PLCs have also worked with another language for years. This language, G-language, is primarily associated with robotics and was first used in CNCs. This language lets users take three data points — start velocity, acceleration, and dwell time — to define one movement. The next movement can then be described in terms of the number of pulses required to produce the desired amount of movement.

Operator interface. To create the displays operators and engineers see, most vendors offer PC-based languages such as Windows and its display development tools such as Visual Basic. These programming aids help create the windows, pulldown menus, and fill-the-blank formats popularized by the personal computer.

The hardware used to program PLCs is usually a PC. The PLC programming languages mentioned earlier are readily available on PCs. Third-party vendors also offer application development programs for use on PCs. Many of these programs — like those from Opto 22 Corp. and Grayhill Co. — drive third-party I/O that offer motion- control routines. For example, a user can program PLC I/Os to indicate home position, overtravel, or to trigger a motor’s movement. In addition to the Windows family of operating systems, these thirdparty programs are available in OS/2 and Unix operating systems.

Other hardware devices engineers can use to program a PLC range from a twoline numeric display to touch screen monitors. These monitors, however, can add $1,000 or more to the cost of a PLCbased motion system.

Several programs also have import and export capabilities, which allow data to flow between the PLC and a drive, sensor, or other production device.

Networks.Engineers have several choices for communicating between a PLC and a motor-drive system. Some applications may require several networks between a PLC and a series of drives. For example, an ac drive may be connected to a PLC through remote I/O while another drive uses a Modicon Modbus network. A PLC with multiple communication interfaces, such as remote-slave, network-master, and remote-I/O, can increase system uptime. If one interface goes down, routines are in place that prevent the remaining interfaces from shutting off. Users can duplicate interfaces for backup security, which is what many companies in chemical, mining, and food industries do.

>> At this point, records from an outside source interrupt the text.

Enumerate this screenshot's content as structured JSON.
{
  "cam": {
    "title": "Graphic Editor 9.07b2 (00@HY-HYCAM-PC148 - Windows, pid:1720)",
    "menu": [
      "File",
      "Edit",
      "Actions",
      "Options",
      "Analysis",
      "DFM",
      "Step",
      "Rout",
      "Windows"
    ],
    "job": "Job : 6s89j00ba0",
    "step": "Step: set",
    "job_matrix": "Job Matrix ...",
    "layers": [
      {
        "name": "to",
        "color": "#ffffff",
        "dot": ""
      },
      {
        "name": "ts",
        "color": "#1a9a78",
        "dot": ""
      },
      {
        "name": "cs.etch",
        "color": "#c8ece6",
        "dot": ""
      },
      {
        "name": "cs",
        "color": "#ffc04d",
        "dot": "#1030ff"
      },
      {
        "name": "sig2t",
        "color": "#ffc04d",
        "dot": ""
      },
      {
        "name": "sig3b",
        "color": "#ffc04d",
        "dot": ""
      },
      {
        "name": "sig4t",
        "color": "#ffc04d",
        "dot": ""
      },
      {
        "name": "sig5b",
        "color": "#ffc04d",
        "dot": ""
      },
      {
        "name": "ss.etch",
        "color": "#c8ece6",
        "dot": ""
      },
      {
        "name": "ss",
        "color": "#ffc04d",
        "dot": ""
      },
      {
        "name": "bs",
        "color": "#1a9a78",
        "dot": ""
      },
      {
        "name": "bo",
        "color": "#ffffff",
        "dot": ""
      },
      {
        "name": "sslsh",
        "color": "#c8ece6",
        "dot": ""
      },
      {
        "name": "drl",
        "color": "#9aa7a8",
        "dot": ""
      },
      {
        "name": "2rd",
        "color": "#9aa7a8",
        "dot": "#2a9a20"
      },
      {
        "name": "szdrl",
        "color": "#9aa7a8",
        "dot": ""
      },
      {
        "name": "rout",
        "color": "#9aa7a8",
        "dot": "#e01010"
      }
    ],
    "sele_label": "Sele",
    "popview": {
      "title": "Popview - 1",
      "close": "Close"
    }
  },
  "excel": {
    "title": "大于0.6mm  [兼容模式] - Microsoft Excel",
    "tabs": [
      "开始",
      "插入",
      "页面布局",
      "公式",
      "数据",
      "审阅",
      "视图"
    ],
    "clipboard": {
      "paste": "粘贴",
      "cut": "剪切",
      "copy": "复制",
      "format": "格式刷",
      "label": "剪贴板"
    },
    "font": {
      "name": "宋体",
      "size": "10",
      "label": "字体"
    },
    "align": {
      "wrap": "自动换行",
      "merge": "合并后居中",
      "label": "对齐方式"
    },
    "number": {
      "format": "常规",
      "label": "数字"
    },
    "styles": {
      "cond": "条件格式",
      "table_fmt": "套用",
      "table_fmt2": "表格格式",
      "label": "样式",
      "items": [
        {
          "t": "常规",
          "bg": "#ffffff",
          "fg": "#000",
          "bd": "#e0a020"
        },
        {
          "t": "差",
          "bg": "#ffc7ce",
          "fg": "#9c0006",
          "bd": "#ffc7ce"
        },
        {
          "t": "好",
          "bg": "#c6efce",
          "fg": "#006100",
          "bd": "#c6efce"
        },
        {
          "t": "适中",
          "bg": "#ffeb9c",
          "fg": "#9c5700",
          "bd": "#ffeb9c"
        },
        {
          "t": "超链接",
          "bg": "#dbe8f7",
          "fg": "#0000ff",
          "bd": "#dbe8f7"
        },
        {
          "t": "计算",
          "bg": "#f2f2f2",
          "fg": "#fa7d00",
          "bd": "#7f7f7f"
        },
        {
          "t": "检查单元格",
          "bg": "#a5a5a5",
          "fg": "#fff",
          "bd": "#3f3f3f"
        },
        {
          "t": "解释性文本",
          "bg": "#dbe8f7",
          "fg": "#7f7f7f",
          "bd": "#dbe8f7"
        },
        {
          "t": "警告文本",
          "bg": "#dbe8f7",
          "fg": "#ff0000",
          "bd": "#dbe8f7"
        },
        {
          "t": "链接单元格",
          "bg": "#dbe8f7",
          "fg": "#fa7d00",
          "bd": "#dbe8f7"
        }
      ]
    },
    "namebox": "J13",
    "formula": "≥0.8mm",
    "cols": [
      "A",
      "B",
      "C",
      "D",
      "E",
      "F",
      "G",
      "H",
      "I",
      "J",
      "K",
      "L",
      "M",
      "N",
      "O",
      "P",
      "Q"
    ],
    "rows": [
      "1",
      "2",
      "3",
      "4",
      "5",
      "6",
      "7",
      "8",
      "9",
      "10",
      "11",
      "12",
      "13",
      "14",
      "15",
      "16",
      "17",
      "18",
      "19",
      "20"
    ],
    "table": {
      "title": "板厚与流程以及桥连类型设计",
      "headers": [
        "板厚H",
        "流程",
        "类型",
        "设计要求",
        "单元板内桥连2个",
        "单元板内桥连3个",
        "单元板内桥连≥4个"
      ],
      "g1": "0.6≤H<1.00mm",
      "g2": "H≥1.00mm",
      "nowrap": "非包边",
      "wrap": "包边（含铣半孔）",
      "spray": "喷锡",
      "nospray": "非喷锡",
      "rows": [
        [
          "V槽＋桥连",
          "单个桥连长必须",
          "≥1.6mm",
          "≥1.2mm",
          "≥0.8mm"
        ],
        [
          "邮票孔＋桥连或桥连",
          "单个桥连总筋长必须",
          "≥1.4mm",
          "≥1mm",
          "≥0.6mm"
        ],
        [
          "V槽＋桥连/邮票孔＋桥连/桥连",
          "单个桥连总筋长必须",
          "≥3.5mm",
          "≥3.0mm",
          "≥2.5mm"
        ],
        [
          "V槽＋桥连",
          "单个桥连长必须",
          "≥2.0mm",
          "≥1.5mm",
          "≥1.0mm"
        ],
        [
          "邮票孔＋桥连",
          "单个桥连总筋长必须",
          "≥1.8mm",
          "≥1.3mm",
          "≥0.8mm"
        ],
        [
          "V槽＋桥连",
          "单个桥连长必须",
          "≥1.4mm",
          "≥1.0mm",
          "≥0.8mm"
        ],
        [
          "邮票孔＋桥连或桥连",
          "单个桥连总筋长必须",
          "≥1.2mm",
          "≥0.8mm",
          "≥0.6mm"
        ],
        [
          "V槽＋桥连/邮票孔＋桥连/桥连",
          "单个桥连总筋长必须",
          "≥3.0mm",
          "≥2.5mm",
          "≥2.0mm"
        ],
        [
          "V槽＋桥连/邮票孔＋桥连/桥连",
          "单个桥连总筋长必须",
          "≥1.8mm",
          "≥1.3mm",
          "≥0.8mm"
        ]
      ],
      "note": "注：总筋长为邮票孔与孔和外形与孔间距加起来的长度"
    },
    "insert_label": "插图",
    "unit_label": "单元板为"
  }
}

Other networks for motion control include the VMEbus for backplane plug-in cards, DeviceNet, LONworks from Echelon, Profibus from Siemens, and Seriplex from Square D.

Selecting the right network for an application depends on several variables, including the type of signal protocol the drive accepts, such as RS-422, RS-485, or 4 to 20 mA loop, the type of signal the network sends, and data throughput requirements of the application.

Some motion applications require networks that transmit data from the drive to the PLC at 500 kbits/sec. (For comparison, a PID loop transmits at a much slower rate of 50 to 100 ms.) Conveying applications often require such throughput speeds. Most networks that meet these needs are proprietary.

One network that is open and claims a throughput of over 4 Mbit/sec is Sercos (serial real-time communication system). It is a digital fiber-optic, open-architecture standard. An alternative to the variable 10-V analog network, it offers the possibility of greater reliability regardless of the distance or the environmental conditions that surround a PLC and motor. Its openness is making it a popular network. But, be aware, its presence is sparking a debate in the motion world about what features are really needed in motion control networks including open vs. proprietary vs. performance, throughput speed vs. the number of axes controlled, and others.

Milton Navarro is product manager at Aromat Corp., New Providence, N.J.